Localize: Wobbly Rottie mix

RESTRICTED CONTENT

NeuroPetVet is a subscription-only website created for veterinary medical professionals.

New user?

Sign up today!

Note to students/interns/residents: To view the entire site, you must sign up for an account first, then email proof of student/trainee status to us so that we can ugrade your acccount.

Already have a subscription?

Login now

If you have a STUDENT MEMBERSHIP and you are logged in, you are likely seeing this page because we have not received proof of student status. Please submit proof of student status, along with your month/year of expected graduation or when you finish your internship/residency, so that we can update your account to full access to the site.

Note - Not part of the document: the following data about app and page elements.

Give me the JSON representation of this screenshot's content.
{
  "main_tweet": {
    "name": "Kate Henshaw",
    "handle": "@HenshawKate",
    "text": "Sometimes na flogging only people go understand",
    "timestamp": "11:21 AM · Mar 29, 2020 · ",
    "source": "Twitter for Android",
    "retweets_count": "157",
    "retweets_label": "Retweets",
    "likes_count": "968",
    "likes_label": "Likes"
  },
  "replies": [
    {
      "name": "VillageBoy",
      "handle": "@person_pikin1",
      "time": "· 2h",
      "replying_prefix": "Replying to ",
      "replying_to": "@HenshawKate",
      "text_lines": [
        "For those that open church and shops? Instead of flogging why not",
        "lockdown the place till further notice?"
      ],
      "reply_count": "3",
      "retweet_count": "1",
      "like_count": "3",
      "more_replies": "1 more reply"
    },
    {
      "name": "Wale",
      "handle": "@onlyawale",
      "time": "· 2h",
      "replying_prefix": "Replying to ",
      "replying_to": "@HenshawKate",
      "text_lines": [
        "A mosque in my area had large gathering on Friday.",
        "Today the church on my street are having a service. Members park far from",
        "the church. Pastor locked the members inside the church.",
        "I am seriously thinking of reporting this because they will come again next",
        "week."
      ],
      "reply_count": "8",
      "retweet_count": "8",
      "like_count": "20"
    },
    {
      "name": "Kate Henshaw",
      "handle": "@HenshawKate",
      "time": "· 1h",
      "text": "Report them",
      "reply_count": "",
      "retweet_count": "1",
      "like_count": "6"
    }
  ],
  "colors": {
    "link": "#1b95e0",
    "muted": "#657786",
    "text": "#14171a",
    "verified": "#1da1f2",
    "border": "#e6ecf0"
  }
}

If you have a STANDARD MEMBERSHIP and you are logged in, you are seeing this page because access is limited to student and premium members. If you'd like to view all content on the site, please consider upgrading to a premium membership.

 

6 replies
    • neuropetvet
      neuropetvet says:

      No treatment other than supportive care…Depending on severity, I often will give a Cerenia (maropitant) injection and send home oral meclizine.

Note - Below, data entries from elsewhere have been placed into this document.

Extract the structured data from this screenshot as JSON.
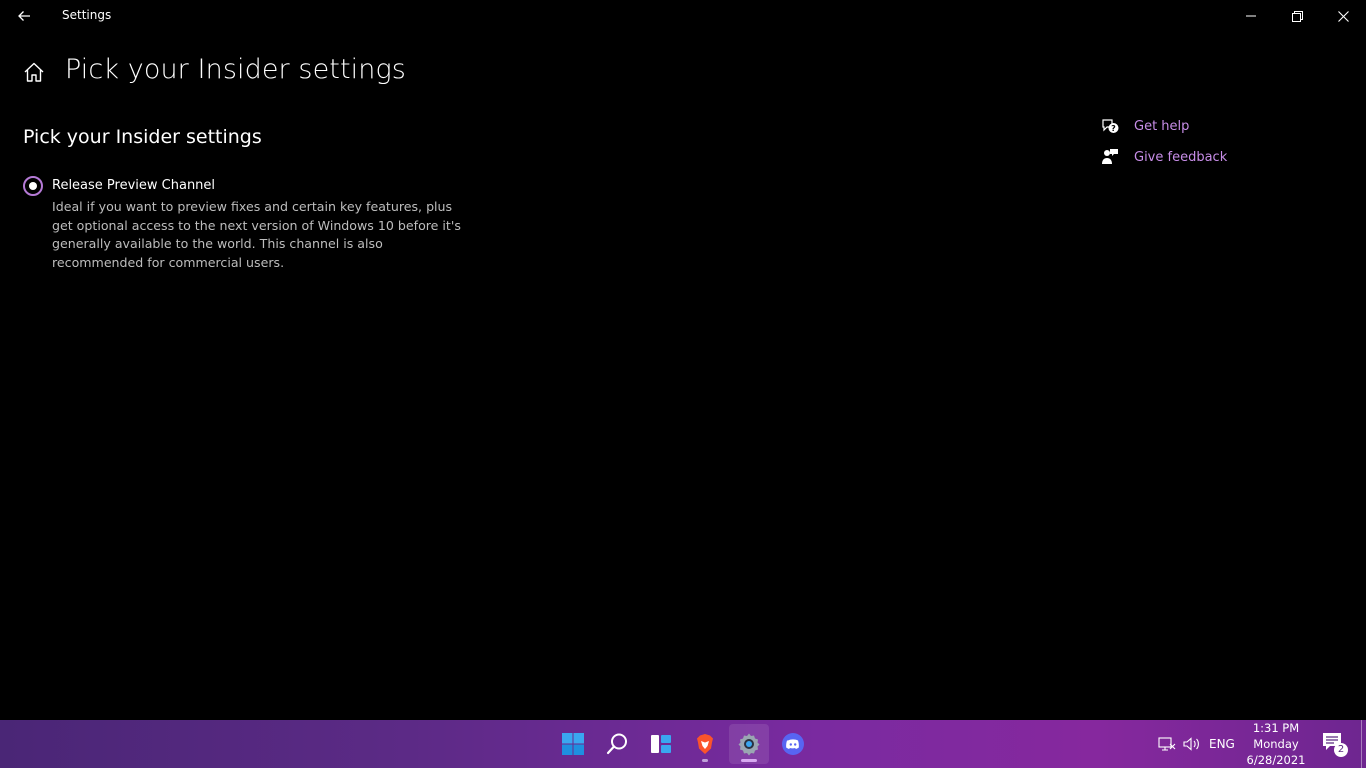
{
  "window": {
    "title": "Settings"
  },
  "page": {
    "title": "Pick your Insider settings",
    "section_title": "Pick your Insider settings"
  },
  "channel_option": {
    "label": "Release Preview Channel",
    "description": "Ideal if you want to preview fixes and certain key features, plus get optional access to the next version of Windows 10 before it's generally available to the world. This channel is also recommended for commercial users.",
    "selected": true
  },
  "related": {
    "get_help": "Get help",
    "give_feedback": "Give feedback"
  },
  "taskbar": {
    "icons": [
      "start-icon",
      "search-icon",
      "widgets-icon",
      "brave-browser-icon",
      "settings-gear-icon",
      "discord-icon"
    ],
    "language": "ENG",
    "time": "1:31 PM",
    "day": "Monday",
    "date": "6/28/2021",
    "notification_count": "2"
  },
  "colors": {
    "accent": "#c88ee8",
    "background": "#000000",
    "taskbar_start": "#4a2676",
    "taskbar_end": "#86289e"
  }
}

      Reply
        • neuropetvet
          neuropetvet says:

          It’s anecdotal and size dependent. For dogs, I usually give 12.5 to 50 mg once daily. Very small dogs get 12.5mg, small to medium size dogs get 25mg, large to giant breed dogs get 50mg. For most cats I give 12.5mg once daily. I give half that dose for very small cats. It’s fairly non-sedating, but I have owners give at night just in case it causes sedation so that it occurs when the patient is supposed to be asleep anyway.

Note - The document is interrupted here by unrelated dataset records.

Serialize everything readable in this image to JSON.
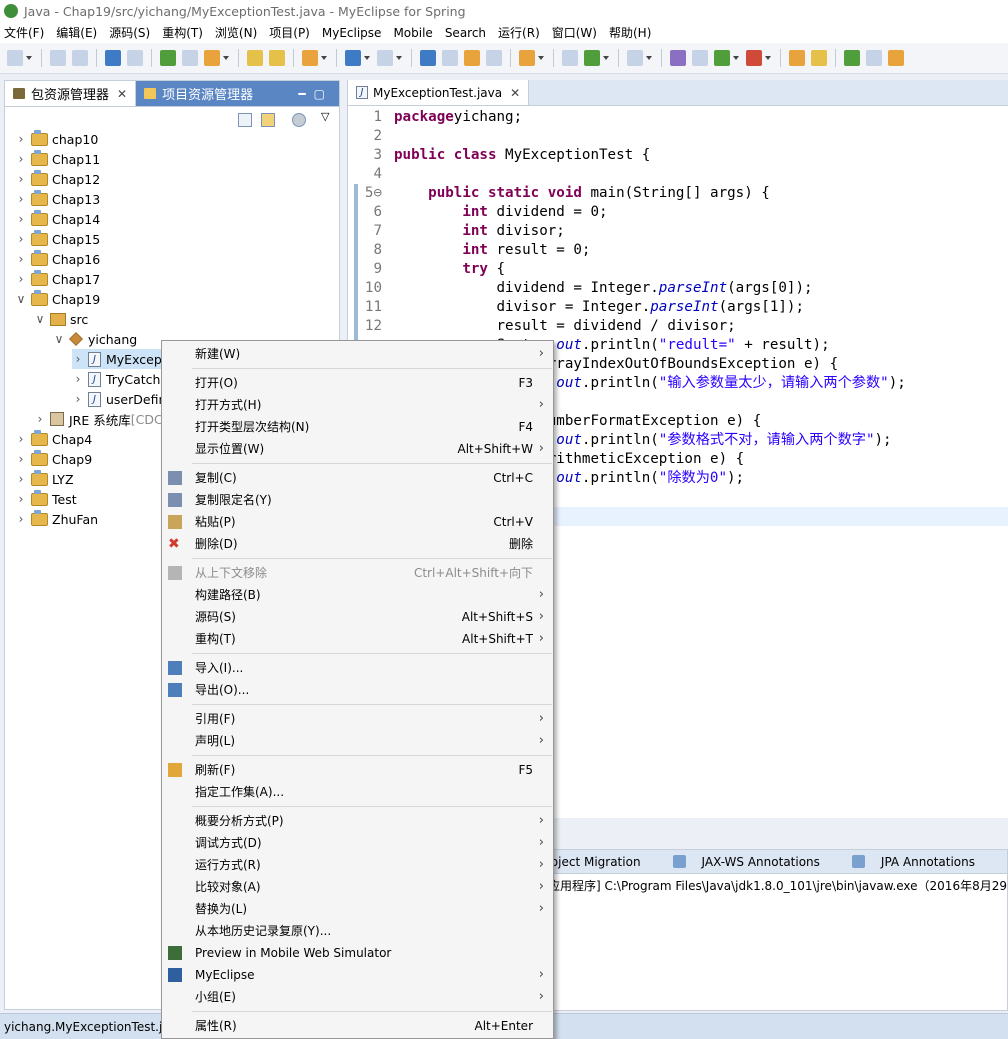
{
  "window": {
    "title": "Java - Chap19/src/yichang/MyExceptionTest.java - MyEclipse for Spring"
  },
  "menubar": [
    "文件(F)",
    "编辑(E)",
    "源码(S)",
    "重构(T)",
    "浏览(N)",
    "项目(P)",
    "MyEclipse",
    "Mobile",
    "Search",
    "运行(R)",
    "窗口(W)",
    "帮助(H)"
  ],
  "left_panel": {
    "tab_active": "包资源管理器",
    "tab_inactive": "项目资源管理器",
    "tree": [
      {
        "label": "chap10",
        "level": 0,
        "type": "project",
        "expanded": false
      },
      {
        "label": "Chap11",
        "level": 0,
        "type": "project",
        "expanded": false
      },
      {
        "label": "Chap12",
        "level": 0,
        "type": "project",
        "expanded": false
      },
      {
        "label": "Chap13",
        "level": 0,
        "type": "project",
        "expanded": false
      },
      {
        "label": "Chap14",
        "level": 0,
        "type": "project",
        "expanded": false
      },
      {
        "label": "Chap15",
        "level": 0,
        "type": "project",
        "expanded": false
      },
      {
        "label": "Chap16",
        "level": 0,
        "type": "project",
        "expanded": false
      },
      {
        "label": "Chap17",
        "level": 0,
        "type": "project",
        "expanded": false
      },
      {
        "label": "Chap19",
        "level": 0,
        "type": "project",
        "expanded": true
      },
      {
        "label": "src",
        "level": 1,
        "type": "src",
        "expanded": true
      },
      {
        "label": "yichang",
        "level": 2,
        "type": "package",
        "expanded": true
      },
      {
        "label": "MyExcep",
        "level": 3,
        "type": "java",
        "expanded": false,
        "selected": true
      },
      {
        "label": "TryCatch",
        "level": 3,
        "type": "java",
        "expanded": false
      },
      {
        "label": "userDefin",
        "level": 3,
        "type": "java",
        "expanded": false
      },
      {
        "label": "JRE 系统库",
        "extra": "[CDC",
        "level": 1,
        "type": "jre",
        "expanded": false
      },
      {
        "label": "Chap4",
        "level": 0,
        "type": "project",
        "expanded": false
      },
      {
        "label": "Chap9",
        "level": 0,
        "type": "project",
        "expanded": false
      },
      {
        "label": "LYZ",
        "level": 0,
        "type": "project",
        "expanded": false
      },
      {
        "label": "Test",
        "level": 0,
        "type": "project",
        "expanded": false
      },
      {
        "label": "ZhuFan",
        "level": 0,
        "type": "project",
        "expanded": false
      }
    ]
  },
  "editor": {
    "tab": "MyExceptionTest.java",
    "lines": [
      {
        "n": "1",
        "segs": [
          [
            "kw",
            "package"
          ],
          [
            "",
            "yichang;"
          ]
        ]
      },
      {
        "n": "2",
        "segs": []
      },
      {
        "n": "3",
        "segs": [
          [
            "kw",
            "public"
          ],
          [
            "",
            " "
          ],
          [
            "kw",
            "class"
          ],
          [
            "",
            " MyExceptionTest {"
          ]
        ]
      },
      {
        "n": "4",
        "segs": []
      },
      {
        "n": "5⊖",
        "segs": [
          [
            "",
            "    "
          ],
          [
            "kw",
            "public"
          ],
          [
            "",
            " "
          ],
          [
            "kw",
            "static"
          ],
          [
            "",
            " "
          ],
          [
            "kw",
            "void"
          ],
          [
            "",
            " main(String[] args) {"
          ]
        ]
      },
      {
        "n": "6",
        "segs": [
          [
            "",
            "        "
          ],
          [
            "kw",
            "int"
          ],
          [
            "",
            " dividend = 0;"
          ]
        ]
      },
      {
        "n": "7",
        "segs": [
          [
            "",
            "        "
          ],
          [
            "kw",
            "int"
          ],
          [
            "",
            " divisor;"
          ]
        ]
      },
      {
        "n": "8",
        "segs": [
          [
            "",
            "        "
          ],
          [
            "kw",
            "int"
          ],
          [
            "",
            " result = 0;"
          ]
        ]
      },
      {
        "n": "9",
        "segs": [
          [
            "",
            "        "
          ],
          [
            "kw",
            "try"
          ],
          [
            "",
            " {"
          ]
        ]
      },
      {
        "n": "10",
        "segs": [
          [
            "",
            "            dividend = Integer."
          ],
          [
            "it",
            "parseInt"
          ],
          [
            "",
            "(args[0]);"
          ]
        ]
      },
      {
        "n": "11",
        "segs": [
          [
            "",
            "            divisor = Integer."
          ],
          [
            "it",
            "parseInt"
          ],
          [
            "",
            "(args[1]);"
          ]
        ]
      },
      {
        "n": "12",
        "segs": [
          [
            "",
            "            result = dividend / divisor;"
          ]
        ]
      },
      {
        "n": "",
        "segs": [
          [
            "",
            "            System."
          ],
          [
            "it",
            "out"
          ],
          [
            "",
            ".println("
          ],
          [
            "st",
            "\"redult=\""
          ],
          [
            "",
            " + result);"
          ]
        ]
      },
      {
        "n": "",
        "segs": [
          [
            "",
            "        } catch (ArrayIndexOutOfBoundsException e) {"
          ]
        ]
      },
      {
        "n": "",
        "segs": [
          [
            "",
            "            System."
          ],
          [
            "it",
            "out"
          ],
          [
            "",
            ".println("
          ],
          [
            "st",
            "\"输入参数量太少，请输入两个参数\""
          ],
          [
            "",
            ");"
          ]
        ]
      },
      {
        "n": "",
        "segs": [
          [
            "",
            "        }"
          ]
        ]
      },
      {
        "n": "",
        "segs": [
          [
            "",
            "        } catch (NumberFormatException e) {"
          ]
        ]
      },
      {
        "n": "",
        "segs": [
          [
            "",
            "            System."
          ],
          [
            "it",
            "out"
          ],
          [
            "",
            ".println("
          ],
          [
            "st",
            "\"参数格式不对，请输入两个数字\""
          ],
          [
            "",
            ");"
          ]
        ]
      },
      {
        "n": "",
        "segs": [
          [
            "",
            "        } catch (ArithmeticException e) {"
          ]
        ]
      },
      {
        "n": "",
        "segs": [
          [
            "",
            "            System."
          ],
          [
            "it",
            "out"
          ],
          [
            "",
            ".println("
          ],
          [
            "st",
            "\"除数为0\""
          ],
          [
            "",
            ");"
          ]
        ]
      }
    ]
  },
  "bottom_panel": {
    "tabs": [
      "控制台",
      "Project Migration",
      "JAX-WS Annotations",
      "JPA Annotations"
    ],
    "console_line": "应用程序] C:\\Program Files\\Java\\jdk1.8.0_101\\jre\\bin\\javaw.exe（2016年8月29日"
  },
  "status_bar": "yichang.MyExceptionTest.java",
  "context_menu": {
    "items": [
      {
        "label": "新建(W)",
        "shortcut": "",
        "submenu": true
      },
      {
        "sep": true
      },
      {
        "label": "打开(O)",
        "shortcut": "F3"
      },
      {
        "label": "打开方式(H)",
        "shortcut": "",
        "submenu": true
      },
      {
        "label": "打开类型层次结构(N)",
        "shortcut": "F4"
      },
      {
        "label": "显示位置(W)",
        "shortcut": "Alt+Shift+W",
        "submenu": true
      },
      {
        "sep": true
      },
      {
        "label": "复制(C)",
        "shortcut": "Ctrl+C",
        "icon": "copy-icon"
      },
      {
        "label": "复制限定名(Y)",
        "shortcut": "",
        "icon": "copy-qualified-icon"
      },
      {
        "label": "粘贴(P)",
        "shortcut": "Ctrl+V",
        "icon": "paste-icon"
      },
      {
        "label": "删除(D)",
        "shortcut": "删除",
        "icon": "delete-icon"
      },
      {
        "sep": true
      },
      {
        "label": "从上下文移除",
        "shortcut": "Ctrl+Alt+Shift+向下",
        "disabled": true,
        "icon": "remove-context-icon"
      },
      {
        "label": "构建路径(B)",
        "shortcut": "",
        "submenu": true
      },
      {
        "label": "源码(S)",
        "shortcut": "Alt+Shift+S",
        "submenu": true
      },
      {
        "label": "重构(T)",
        "shortcut": "Alt+Shift+T",
        "submenu": true
      },
      {
        "sep": true
      },
      {
        "label": "导入(I)...",
        "shortcut": "",
        "icon": "import-icon"
      },
      {
        "label": "导出(O)...",
        "shortcut": "",
        "icon": "export-icon"
      },
      {
        "sep": true
      },
      {
        "label": "引用(F)",
        "shortcut": "",
        "submenu": true
      },
      {
        "label": "声明(L)",
        "shortcut": "",
        "submenu": true
      },
      {
        "sep": true
      },
      {
        "label": "刷新(F)",
        "shortcut": "F5",
        "icon": "refresh-icon"
      },
      {
        "label": "指定工作集(A)...",
        "shortcut": ""
      },
      {
        "sep": true
      },
      {
        "label": "概要分析方式(P)",
        "shortcut": "",
        "submenu": true
      },
      {
        "label": "调试方式(D)",
        "shortcut": "",
        "submenu": true
      },
      {
        "label": "运行方式(R)",
        "shortcut": "",
        "submenu": true
      },
      {
        "label": "比较对象(A)",
        "shortcut": "",
        "submenu": true
      },
      {
        "label": "替换为(L)",
        "shortcut": "",
        "submenu": true
      },
      {
        "label": "从本地历史记录复原(Y)...",
        "shortcut": ""
      },
      {
        "label": "Preview in Mobile Web Simulator",
        "shortcut": "",
        "icon": "mobile-icon"
      },
      {
        "label": "MyEclipse",
        "shortcut": "",
        "submenu": true,
        "icon": "myeclipse-icon"
      },
      {
        "label": "小组(E)",
        "shortcut": "",
        "submenu": true
      },
      {
        "sep": true
      },
      {
        "label": "属性(R)",
        "shortcut": "Alt+Enter"
      }
    ]
  },
  "colors": {
    "accent": "#5a86c4",
    "keyword": "#7f0055",
    "string": "#2a00ff"
  }
}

          Reply
  1. tjkelman
    tjkelman says:

    Love these so much – many thanks for taking the time to produce them! For this one, I’m having a hard time seeing that the horizontal nystagmus is positional – seems consistently horizontal from resting through neck extension. Is the nystagmus truly positional or was that a typo? Thanks again!

    Reply
    • neuropetvet
      neuropetvet says:

      Hello, tjkelman. You are correct that this dog’s nystagmus is consistently horizontal with the fast phase to the left. The video only shows the nystagmus clearly when the head is lifted and I’m holding the eyelids open, but you can also see it (admittedly, not easily) in the video when the head is in a neutral position. Resting nystagmus is the term used to indicate abnormal pathologic nystagmus noted when the dog’s head is in a normal, resting, neutral position (i.e., head parallel to the ground with the dog looking ahead), while positional nystagmus refers to nystagmus noted when the head is in any other position (e.g., patient lying on its side, head extended as in the video, patient lying on its back). The nystagmus needs to be described in several ways: (1) resting or positional or both, (2) direction of fast phase which is usually away from the side of the lesion, and (3) whether it’s horizontal, rotary, or vertical. Truly vertical nystagmus is usually central, but can occur with peripheral dysfunction. Horizontal occurs more often with a peripheral lesion, but can occasionally be central. Rotary nystagmus can be either central or peripheral. A central lesion is also more likely if the fast phase changes direction, such as resting nystagmus with fast phase left but positional nystagmus with a fast phase right. When I was a student, I was taught that the presence of positional nystagmus when there’s no resting nystagmus indicates the lesion is central, but if you watch a lot of vestibular patients, the resting nystagmus often improves/resolves first and the positional nystagmus takes a bit longer so you really cannot use this to determine central vs. peripheral. Hope this helps! Thanks for your question!

      Reply

Leave a Reply

Want to join the discussion?
Feel free to contribute!

Leave a Reply

Your email address will not be published. Required fields are marked *

This site uses Akismet to reduce spam. Learn how your comment data is processed.